Dataset records
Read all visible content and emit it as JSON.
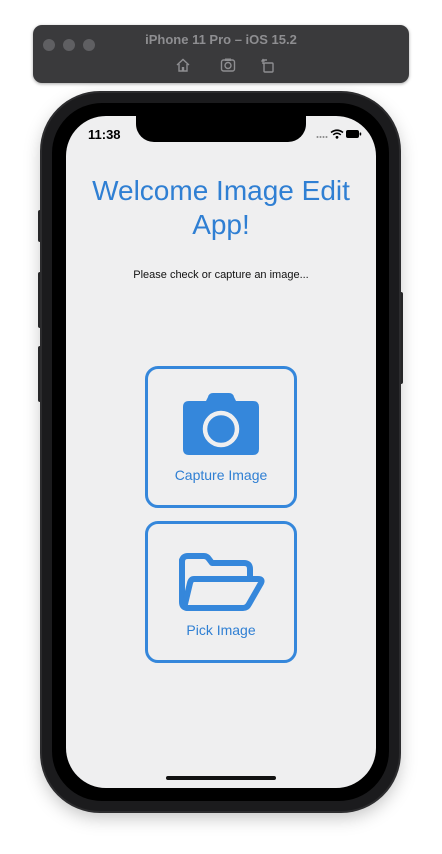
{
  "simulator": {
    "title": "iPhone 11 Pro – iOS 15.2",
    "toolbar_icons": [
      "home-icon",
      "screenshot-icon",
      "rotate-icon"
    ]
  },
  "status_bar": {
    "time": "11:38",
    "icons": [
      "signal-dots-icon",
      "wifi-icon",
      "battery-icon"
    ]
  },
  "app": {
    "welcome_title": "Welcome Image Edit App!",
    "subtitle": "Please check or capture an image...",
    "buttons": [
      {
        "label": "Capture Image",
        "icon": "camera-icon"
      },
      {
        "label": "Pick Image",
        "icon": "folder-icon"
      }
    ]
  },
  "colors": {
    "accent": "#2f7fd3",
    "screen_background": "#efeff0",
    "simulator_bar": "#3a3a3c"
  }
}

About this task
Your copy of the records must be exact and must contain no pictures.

Exercise response
Read all visible content and emit it as JSON.
{
  "simulator": {
    "title": "iPhone 11 Pro – iOS 15.2",
    "toolbar_icons": [
      "home-icon",
      "screenshot-icon",
      "rotate-icon"
    ]
  },
  "status_bar": {
    "time": "11:38",
    "icons": [
      "signal-dots-icon",
      "wifi-icon",
      "battery-icon"
    ]
  },
  "app": {
    "welcome_title": "Welcome Image Edit App!",
    "subtitle": "Please check or capture an image...",
    "buttons": [
      {
        "label": "Capture Image",
        "icon": "camera-icon"
      },
      {
        "label": "Pick Image",
        "icon": "folder-icon"
      }
    ]
  },
  "colors": {
    "accent": "#2f7fd3",
    "screen_background": "#efeff0",
    "simulator_bar": "#3a3a3c"
  }
}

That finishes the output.